Have you ever strolled into the gym wondering what you’ll be doing that day, then basically just jumped on whatever machine, bench, kettlebell, or dumbbells available? A classic rookie mistake. Those aforementioned training sessions are half-assed sessions. Not planning your workouts in advance always leads to mediocre results because there is no direction nor focus. Plan your workouts in advanced, focus on the task at hand and go kick some ass.
3) Program Hopping
“If you aren’t going all the way, then why go at all?” Joe Namath, Hall of Fame Quarterback
Rookies are always switching up their workouts based on what they see or feel within the moment. Rookies are always looking for the latest fitness tread or fad. Gym veterans knows to ignore the “flashy” exercises and sticks to the essentials movement patterns – hip hinge, squat, lunge, push, pull, and carries. Just because you saw an exercise on Instagram doesn’t mean you should do it. Stay on the course, be consistent, and you’ll get great results.
4) Ignoring Progressive Overload
“Strong people are harder to kill than weak people and more useful in general” Mark Rippetoe, Strength Coach
To build muscle, strength, and progress you must force change. You need to push your body to work harder than it’s used to, otherwise it won’t change. Progressive overload is the most basic strength training principles and goes hand in hand with using a training log. Your training should be challenging yet should allow enough recovery between workouts so you can go back at it.
5) Resting too much (or too little)
“If you’re capable of sending a legible text message between sets, you probably aren’t working hard enough.” Dave Tate, Elitefts Founder and CEO, Powerlifter

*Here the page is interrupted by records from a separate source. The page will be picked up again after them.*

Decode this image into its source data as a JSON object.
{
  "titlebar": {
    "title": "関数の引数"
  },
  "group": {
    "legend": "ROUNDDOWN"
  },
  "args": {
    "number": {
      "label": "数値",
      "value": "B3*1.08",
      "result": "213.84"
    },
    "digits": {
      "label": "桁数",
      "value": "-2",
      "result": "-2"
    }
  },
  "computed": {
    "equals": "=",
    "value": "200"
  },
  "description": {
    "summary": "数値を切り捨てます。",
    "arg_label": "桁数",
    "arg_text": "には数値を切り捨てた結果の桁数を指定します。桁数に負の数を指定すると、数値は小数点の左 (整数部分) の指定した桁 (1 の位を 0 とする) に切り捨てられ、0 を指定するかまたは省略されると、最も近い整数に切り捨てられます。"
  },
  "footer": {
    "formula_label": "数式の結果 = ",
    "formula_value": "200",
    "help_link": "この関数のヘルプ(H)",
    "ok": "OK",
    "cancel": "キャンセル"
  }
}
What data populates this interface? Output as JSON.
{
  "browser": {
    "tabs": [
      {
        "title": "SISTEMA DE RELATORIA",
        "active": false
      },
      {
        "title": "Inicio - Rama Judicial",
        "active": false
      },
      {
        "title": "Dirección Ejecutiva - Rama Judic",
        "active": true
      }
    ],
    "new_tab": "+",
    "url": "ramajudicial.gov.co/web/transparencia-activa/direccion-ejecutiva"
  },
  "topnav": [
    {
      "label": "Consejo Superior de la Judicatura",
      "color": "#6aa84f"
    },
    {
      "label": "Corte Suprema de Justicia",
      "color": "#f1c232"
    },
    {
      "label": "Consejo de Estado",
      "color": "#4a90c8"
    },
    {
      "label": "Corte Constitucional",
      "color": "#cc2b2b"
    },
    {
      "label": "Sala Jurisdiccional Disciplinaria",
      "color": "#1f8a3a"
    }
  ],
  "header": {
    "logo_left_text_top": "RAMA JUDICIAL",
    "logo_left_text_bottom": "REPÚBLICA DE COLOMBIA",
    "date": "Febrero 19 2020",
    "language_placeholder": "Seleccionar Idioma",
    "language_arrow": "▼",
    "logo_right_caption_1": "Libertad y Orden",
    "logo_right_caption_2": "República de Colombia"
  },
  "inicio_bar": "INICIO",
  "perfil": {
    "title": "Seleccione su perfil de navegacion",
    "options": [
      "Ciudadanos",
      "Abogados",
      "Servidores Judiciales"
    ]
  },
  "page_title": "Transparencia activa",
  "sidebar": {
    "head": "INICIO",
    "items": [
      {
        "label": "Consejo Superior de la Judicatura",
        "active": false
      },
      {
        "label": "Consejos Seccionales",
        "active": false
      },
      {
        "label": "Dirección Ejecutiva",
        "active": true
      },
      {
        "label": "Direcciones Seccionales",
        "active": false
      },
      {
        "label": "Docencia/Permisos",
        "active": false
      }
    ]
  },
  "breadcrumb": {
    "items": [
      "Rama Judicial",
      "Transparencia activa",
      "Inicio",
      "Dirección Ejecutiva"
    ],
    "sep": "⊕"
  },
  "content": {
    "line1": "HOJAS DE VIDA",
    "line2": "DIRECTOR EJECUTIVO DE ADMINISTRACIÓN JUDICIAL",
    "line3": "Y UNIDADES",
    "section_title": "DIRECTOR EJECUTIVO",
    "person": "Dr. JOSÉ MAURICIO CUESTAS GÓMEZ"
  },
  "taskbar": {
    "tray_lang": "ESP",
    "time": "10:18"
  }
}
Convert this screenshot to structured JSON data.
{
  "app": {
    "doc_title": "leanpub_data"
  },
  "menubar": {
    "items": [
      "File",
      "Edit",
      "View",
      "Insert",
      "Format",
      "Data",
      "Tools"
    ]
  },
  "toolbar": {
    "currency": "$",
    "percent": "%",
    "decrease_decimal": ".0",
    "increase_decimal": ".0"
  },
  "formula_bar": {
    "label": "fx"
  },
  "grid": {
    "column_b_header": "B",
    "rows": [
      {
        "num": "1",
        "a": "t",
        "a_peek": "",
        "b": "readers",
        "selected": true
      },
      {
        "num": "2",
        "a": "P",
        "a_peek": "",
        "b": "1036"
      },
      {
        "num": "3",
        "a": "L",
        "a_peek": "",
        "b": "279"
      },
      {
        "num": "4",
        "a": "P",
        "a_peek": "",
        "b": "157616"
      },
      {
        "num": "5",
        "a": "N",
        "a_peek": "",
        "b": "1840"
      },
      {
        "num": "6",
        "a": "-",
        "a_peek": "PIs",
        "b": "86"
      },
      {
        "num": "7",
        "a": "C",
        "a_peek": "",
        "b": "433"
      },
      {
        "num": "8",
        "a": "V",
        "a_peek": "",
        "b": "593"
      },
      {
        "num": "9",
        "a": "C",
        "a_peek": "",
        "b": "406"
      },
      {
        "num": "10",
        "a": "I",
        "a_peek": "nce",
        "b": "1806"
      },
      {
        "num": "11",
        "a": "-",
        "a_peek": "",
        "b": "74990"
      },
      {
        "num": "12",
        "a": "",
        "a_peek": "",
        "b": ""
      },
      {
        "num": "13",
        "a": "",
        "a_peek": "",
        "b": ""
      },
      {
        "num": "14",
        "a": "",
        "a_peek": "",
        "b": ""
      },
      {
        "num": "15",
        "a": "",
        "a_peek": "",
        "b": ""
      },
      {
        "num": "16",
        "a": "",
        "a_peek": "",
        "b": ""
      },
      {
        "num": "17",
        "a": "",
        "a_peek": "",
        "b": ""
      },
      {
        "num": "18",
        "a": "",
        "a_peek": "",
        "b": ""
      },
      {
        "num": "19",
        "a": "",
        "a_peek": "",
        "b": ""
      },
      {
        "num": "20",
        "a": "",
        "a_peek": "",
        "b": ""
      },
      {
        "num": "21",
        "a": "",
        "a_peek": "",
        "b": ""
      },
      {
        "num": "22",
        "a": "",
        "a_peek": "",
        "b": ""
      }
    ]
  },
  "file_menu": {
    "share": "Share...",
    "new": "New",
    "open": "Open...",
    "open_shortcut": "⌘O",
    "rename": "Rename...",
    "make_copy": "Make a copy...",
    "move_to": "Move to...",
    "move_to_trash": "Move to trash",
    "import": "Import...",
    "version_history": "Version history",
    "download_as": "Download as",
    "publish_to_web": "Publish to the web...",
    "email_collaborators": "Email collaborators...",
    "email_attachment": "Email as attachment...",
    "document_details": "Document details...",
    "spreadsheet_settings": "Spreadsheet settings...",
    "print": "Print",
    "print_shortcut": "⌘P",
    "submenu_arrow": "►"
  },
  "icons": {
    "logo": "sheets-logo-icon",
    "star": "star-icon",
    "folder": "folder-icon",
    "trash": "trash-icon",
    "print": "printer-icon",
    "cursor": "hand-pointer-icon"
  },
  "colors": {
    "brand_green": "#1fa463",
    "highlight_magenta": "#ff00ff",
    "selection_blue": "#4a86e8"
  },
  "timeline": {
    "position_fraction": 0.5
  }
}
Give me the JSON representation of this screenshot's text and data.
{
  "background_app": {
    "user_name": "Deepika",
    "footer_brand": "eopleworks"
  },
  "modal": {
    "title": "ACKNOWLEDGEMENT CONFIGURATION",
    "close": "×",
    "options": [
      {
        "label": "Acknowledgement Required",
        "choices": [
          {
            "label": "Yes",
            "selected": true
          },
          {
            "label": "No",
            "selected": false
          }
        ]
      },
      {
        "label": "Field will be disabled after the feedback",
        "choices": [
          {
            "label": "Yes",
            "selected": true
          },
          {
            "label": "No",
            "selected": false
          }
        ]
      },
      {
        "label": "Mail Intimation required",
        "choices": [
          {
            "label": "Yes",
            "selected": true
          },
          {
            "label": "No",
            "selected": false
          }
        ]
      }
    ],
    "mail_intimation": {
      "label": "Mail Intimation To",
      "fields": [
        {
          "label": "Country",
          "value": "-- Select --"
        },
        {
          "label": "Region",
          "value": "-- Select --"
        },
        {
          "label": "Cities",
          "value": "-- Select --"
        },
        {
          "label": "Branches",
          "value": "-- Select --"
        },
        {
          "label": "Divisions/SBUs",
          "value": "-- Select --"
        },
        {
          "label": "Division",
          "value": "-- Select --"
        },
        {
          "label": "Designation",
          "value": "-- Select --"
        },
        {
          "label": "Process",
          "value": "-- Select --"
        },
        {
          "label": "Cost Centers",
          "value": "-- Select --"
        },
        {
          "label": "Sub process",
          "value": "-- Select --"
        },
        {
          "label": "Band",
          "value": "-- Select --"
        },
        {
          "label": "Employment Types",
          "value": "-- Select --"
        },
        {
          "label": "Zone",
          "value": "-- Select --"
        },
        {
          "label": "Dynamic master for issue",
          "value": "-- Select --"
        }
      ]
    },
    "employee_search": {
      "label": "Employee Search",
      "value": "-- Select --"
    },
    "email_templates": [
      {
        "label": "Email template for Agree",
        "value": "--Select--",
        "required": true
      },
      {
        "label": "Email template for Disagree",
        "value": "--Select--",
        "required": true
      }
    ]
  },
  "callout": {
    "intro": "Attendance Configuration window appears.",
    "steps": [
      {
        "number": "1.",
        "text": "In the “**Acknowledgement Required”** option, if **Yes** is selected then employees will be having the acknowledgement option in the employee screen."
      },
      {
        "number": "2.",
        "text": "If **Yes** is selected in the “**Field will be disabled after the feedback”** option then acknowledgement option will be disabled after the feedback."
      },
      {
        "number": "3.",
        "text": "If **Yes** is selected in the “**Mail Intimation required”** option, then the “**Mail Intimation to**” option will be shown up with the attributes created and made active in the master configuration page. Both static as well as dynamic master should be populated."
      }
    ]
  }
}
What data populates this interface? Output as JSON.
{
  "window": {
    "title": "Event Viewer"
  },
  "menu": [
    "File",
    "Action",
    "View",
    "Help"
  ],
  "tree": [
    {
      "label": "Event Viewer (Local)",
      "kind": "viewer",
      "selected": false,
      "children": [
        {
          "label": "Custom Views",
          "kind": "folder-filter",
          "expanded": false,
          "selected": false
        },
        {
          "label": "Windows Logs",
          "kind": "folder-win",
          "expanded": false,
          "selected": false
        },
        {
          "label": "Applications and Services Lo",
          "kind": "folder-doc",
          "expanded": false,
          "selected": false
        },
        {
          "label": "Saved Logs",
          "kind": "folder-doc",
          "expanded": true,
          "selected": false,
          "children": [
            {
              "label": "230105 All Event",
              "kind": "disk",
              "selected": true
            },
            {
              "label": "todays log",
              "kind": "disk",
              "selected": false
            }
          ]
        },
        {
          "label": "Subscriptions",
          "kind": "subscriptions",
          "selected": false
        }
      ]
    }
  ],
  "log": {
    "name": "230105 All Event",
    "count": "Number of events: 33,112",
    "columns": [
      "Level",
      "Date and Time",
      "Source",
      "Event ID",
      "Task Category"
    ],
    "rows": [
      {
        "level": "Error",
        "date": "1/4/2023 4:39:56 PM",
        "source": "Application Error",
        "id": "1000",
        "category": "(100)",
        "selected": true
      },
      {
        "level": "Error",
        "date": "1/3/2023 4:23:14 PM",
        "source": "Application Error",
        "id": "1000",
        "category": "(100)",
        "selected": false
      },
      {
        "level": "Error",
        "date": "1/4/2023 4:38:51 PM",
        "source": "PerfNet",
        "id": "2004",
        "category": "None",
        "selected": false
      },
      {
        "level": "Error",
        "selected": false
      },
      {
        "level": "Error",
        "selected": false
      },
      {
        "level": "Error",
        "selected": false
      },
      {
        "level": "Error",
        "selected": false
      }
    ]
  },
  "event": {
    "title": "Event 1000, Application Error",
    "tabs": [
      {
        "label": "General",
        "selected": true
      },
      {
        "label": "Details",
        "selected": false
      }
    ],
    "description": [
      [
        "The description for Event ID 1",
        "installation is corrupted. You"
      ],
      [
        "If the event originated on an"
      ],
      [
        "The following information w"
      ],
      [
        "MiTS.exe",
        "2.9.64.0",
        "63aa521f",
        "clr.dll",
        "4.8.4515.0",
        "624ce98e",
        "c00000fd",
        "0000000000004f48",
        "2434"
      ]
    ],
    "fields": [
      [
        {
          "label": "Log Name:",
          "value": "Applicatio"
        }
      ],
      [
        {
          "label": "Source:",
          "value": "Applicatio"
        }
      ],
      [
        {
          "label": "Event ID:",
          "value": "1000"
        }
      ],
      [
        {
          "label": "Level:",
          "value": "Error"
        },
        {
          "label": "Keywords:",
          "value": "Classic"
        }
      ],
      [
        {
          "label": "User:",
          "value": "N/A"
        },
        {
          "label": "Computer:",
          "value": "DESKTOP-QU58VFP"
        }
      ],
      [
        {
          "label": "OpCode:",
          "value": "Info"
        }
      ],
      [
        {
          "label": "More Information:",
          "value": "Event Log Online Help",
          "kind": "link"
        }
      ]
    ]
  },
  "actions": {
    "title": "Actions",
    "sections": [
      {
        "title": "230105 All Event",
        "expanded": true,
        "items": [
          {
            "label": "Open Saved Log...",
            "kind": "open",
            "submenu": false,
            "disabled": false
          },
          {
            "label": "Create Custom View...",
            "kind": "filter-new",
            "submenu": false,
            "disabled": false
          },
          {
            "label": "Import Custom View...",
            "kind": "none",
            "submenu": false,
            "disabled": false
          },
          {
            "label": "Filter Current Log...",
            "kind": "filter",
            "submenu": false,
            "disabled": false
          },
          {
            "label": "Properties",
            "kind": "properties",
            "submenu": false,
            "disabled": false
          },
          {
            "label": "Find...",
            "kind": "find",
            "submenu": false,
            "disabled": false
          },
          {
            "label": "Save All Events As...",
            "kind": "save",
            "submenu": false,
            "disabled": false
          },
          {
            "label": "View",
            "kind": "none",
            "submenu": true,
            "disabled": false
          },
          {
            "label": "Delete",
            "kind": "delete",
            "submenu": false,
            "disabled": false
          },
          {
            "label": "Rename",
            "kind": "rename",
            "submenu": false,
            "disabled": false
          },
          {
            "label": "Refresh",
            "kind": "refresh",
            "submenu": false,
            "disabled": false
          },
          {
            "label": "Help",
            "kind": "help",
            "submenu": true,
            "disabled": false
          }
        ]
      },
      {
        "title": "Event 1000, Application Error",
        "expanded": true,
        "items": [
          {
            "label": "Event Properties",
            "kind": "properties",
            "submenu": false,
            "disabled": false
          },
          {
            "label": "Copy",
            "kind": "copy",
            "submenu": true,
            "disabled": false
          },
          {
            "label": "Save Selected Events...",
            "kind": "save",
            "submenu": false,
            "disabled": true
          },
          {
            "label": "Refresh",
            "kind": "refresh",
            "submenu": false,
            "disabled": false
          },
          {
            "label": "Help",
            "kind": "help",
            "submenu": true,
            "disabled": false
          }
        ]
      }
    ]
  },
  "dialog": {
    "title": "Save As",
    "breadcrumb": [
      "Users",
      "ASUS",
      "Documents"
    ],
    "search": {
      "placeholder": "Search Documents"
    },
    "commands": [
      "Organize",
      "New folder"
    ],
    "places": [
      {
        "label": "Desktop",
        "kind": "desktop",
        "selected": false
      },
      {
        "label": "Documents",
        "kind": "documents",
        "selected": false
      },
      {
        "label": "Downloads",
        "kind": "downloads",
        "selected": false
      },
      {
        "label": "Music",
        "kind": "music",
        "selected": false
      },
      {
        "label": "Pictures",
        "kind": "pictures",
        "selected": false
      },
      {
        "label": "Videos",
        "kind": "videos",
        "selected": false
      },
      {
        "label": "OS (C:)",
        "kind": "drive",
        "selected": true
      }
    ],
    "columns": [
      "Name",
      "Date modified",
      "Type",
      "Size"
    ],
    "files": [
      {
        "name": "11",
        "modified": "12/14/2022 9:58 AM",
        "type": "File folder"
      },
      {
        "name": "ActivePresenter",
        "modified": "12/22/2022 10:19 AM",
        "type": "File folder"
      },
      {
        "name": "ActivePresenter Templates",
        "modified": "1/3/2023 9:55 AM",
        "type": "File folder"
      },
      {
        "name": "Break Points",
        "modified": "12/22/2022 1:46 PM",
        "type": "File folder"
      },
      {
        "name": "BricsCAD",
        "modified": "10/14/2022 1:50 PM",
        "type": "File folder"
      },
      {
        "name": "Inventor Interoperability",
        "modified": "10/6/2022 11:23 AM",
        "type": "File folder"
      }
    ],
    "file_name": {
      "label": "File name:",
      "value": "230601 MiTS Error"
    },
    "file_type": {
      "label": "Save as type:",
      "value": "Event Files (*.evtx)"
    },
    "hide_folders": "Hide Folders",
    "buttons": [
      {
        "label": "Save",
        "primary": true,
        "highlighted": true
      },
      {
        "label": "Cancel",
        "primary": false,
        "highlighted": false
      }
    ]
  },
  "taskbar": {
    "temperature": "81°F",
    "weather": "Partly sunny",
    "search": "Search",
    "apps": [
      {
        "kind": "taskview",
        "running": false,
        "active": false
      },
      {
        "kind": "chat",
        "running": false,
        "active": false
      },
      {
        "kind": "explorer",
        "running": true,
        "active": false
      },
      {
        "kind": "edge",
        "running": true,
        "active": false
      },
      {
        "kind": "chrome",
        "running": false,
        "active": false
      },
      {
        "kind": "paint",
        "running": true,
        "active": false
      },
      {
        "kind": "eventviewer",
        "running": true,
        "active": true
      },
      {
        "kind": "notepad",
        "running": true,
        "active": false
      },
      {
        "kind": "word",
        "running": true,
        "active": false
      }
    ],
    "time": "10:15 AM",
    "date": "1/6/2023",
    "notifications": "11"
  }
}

Rest periods are integral and has a huge influence to your overall progress. Unfortunately, most people don’t know if they are spending either 45 seconds or 5 minutes between sets. Instead, they are more focused on impressing that spandex cutie, than making actual progress (if that's your goal, then you're probably not reading this article anyways.) To build strength, you’ll need to earn your rest. Your working set should be challenging, yet obtainable. In short, earn your rest and you want to feel stimulated, not annihilated. Here’s your guideline to rest periods:
- 0 - 30 seconds ~50% metabolic recovery (circuit and metabolic conditioning)
- 30 seconds – 2 minutes ~ 90% metabolic recovery (hypertrophy training)
- 2 – 3 minutes ~ Near complete metabolic recovery (strength training)
- 3 – 5 minutes ~ near complete neural recovery (pure, raw, unadulterated strength training)
- 5 - 10 minutes ~ Complete neural recovery (idk…. Waiting for the world to end?)
6) Sacrificing Technique for Weights
“Don’t have $100.00 shoes and a 10 cent squat.” Louie Simmons, Legendary Strength Coach
While it’s important to track your weights, beat personal recorders and add weight to bar, it’s more important to improve the quality of each rep. Otherwise, this is the fast track to becoming injury prone. Focus on perfecting technique and mastering mechanics.
7) Doing Everything at Once
“Nothing can stop the man with the right mental attitude from achieving his goal; nothing on earth can help the man with the wrong mental attitude.” Thomas Jefferson, 3rd President of the United States
Rookies always try to change everything overnight. They want to go from being sedentary to working 5 times a week and completely overhauling their nutrition. This is guarantee failure. No one can completely overhaul their life overnight. You cannot go 0 to 100 with your fitness aspirations causing a complete burnout. Instead, focus on your most important task and focus on being 80 percent consistent. Don’t worry about the remaining 20% - hey, you’re only human. Mistake will happen. Accept your mistake and make the next best decision possible.
This isn’t an end all be all list of rookie mistakes. There are hundreds of thousands of different mistakes individuals make within the gym, both beginners and veterans. However, the biggest difference between beginners and veterans are beginners are discouraged by their mistakes, while the veterans used their previous experience and the wisdom of other coaches to get better. Within the fitness world, there’s very little black and white, only shades of grey.